E'ci is a PC/Mac program that sorts and optionally responds to mail based on keywords in the first 60 lines. Send a message to boros@ohstmvsa.acs.ohio-state.edu and ask E'ci -- in your own words -- to introduce herself. "She" will return a file with suggestions for use. [Laszlo G. Boros (boros@ohstmvsa.bitnet), PACS-L, 4/8/93.]

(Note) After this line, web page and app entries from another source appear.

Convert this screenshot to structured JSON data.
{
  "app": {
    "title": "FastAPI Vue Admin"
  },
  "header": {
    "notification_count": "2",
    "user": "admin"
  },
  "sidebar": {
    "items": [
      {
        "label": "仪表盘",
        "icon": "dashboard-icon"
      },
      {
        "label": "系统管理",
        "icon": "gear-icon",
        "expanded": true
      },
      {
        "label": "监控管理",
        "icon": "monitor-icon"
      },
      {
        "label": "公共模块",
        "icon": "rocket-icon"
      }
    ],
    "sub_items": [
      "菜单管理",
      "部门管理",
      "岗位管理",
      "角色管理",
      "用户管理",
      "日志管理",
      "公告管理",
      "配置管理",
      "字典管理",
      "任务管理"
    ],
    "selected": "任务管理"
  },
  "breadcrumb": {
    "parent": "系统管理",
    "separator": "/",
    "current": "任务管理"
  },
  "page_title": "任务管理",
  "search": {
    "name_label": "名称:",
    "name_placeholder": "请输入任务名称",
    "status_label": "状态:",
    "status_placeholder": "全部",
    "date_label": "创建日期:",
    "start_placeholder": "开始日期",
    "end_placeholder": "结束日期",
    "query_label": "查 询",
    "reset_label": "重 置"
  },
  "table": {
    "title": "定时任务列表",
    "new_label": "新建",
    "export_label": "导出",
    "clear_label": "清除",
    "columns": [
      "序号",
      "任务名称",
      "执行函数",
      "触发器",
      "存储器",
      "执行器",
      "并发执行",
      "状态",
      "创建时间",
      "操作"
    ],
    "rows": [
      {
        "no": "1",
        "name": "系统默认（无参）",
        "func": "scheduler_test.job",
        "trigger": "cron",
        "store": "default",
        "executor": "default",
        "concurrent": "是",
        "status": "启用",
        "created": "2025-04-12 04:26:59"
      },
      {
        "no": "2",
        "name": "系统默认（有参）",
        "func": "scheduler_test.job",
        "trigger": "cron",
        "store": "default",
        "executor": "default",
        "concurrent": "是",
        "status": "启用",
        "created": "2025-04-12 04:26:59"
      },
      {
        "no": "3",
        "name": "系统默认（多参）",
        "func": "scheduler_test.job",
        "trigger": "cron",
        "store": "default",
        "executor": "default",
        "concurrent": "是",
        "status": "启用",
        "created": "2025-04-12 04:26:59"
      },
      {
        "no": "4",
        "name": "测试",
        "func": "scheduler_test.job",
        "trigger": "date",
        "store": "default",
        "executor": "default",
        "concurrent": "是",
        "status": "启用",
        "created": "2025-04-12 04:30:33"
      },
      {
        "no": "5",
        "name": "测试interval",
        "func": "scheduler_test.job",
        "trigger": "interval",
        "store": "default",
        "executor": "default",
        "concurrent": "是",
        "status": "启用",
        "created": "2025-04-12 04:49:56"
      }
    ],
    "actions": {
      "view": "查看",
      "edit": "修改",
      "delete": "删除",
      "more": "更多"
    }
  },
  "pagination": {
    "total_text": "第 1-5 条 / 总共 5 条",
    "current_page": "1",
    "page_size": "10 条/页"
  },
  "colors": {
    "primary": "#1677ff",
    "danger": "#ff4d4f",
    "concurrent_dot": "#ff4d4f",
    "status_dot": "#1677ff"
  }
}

Need to convert word-processor text to ASCII? The TO5 program in TXTOUT13.ZIP is very good for WordPerfect 5.0 conversions on PCs. FTP it (binary mode) from pub/msdos/txtutl on oak.oakland.edu, or from wuarchive.wustl.edu and other Simtel20 mirrors. Other files there convert to and from Unix format (CRLF15B.ZIP, LFCRLF11.ZIP), WordStar (F-11.ZIP, UNSOFT11.ZIP, WSASCII.ZIP, WSCONV.BAS, WSX21A.ZIP), and EBCDIC, ISO, or arbitrary character sets (CTRANS15.ZIP). [Elliott Parker (3zlufur@cmuvm.csv.cmich.edu), CARR-L, 3/28/93.]

The forthcoming Release BZ of the electronic journal SCHOLAR will include notes on Project Xanadu, the British National Corpus (1M words), a new catalog for the Oxford Text Archive, humanities conference and resource announcements, and several linguistics job openings. For access, send a "sub scholar your name" message to listserv@cunyvm.cuny.edu. [Joe Raben (jqrqc@cunyvm.cuny.edu), LINGUIST, 4/14/93.]

The Chinese Knowledge Information Processing Group (CKIP) at Academia Sinica is offering four frequency counts from a Chinese newspaper corpus of 20M characters (9.5M words after segmentation.) There were 4,666 distinct characters. The most common 14,956 words constitute more than 99.9995 percent of the corpus. 19,907 verbs and 21,368 nouns appear more than twice. 30-300 pages, $5-$20 each. Contact Miss Tsai Shu-hui of the Computational Linguistic Society of the R.O.C. (ROCLING) at rocltsh@iis.sinica.edu.tw, 886-2-788-1638, 886-2-788-1638 Fax. [LINGUIST, 3/16/93.]

Need a memorable password or a new host name? Here are a few hand-picked from 3rd-order Markov output: accomis, actir, adilint, apide, argenic, arnic, aroxide, auding, audivist, barm, bartive, chandivity, charide, chatory, coluted, contomic, cycleus, dion, ditiples, enic, firmas, forund, grevigy, haride, hydrocaric, hydroke, hydrome, hydropod, hydrot, hythar, hythemiatic, impaltic, implect, inalus, inertion, isolorte, istron, lumbin, lutrumber, matebroge, maton, mearboid, menal, mulfure, neumicide, numassy, orgent, ortic, oxentic, palum, paric, parlig, parivis, partil, pervatis, poider, pronsis, propoilic, quarse, rachat, ractic, senal, solrin, sumad, themetry, umberache, umisian, vache, varide, volring, watic, zintal.

If you prefer French: anire, artait, avansur, baser, auculecasse, cereducula, chaqu'ent, chaquest, comble, d'accera, d'expelie, danductris, danien, deserce, doperside, espassage, esprommece, etteme, exisurs, fainution, ficuperce, foriquoire, fortions, inutentien, kaus, laintiela, lasseur, leute, logenotil, lormalere, maqis, mativeral, motique, nouscie, onsiqu'ent, opposigne, ouvoiten, peutique, phestil, phypotion, prempla, priqu'es, psychaques, puration, qualimecme, rementrel, reutemes, sciele, serniquis, sondiation, sustibles, tourelaise, toutalors, unermus. [Robert S. Fritzius (rsf1@rr.msstate.edu), comp.ai, 12/29/92.] (Is there an expert system or network for recognizing likely words? For cryptanalysis, perhaps, or data entry validation, or recovering damaged files?)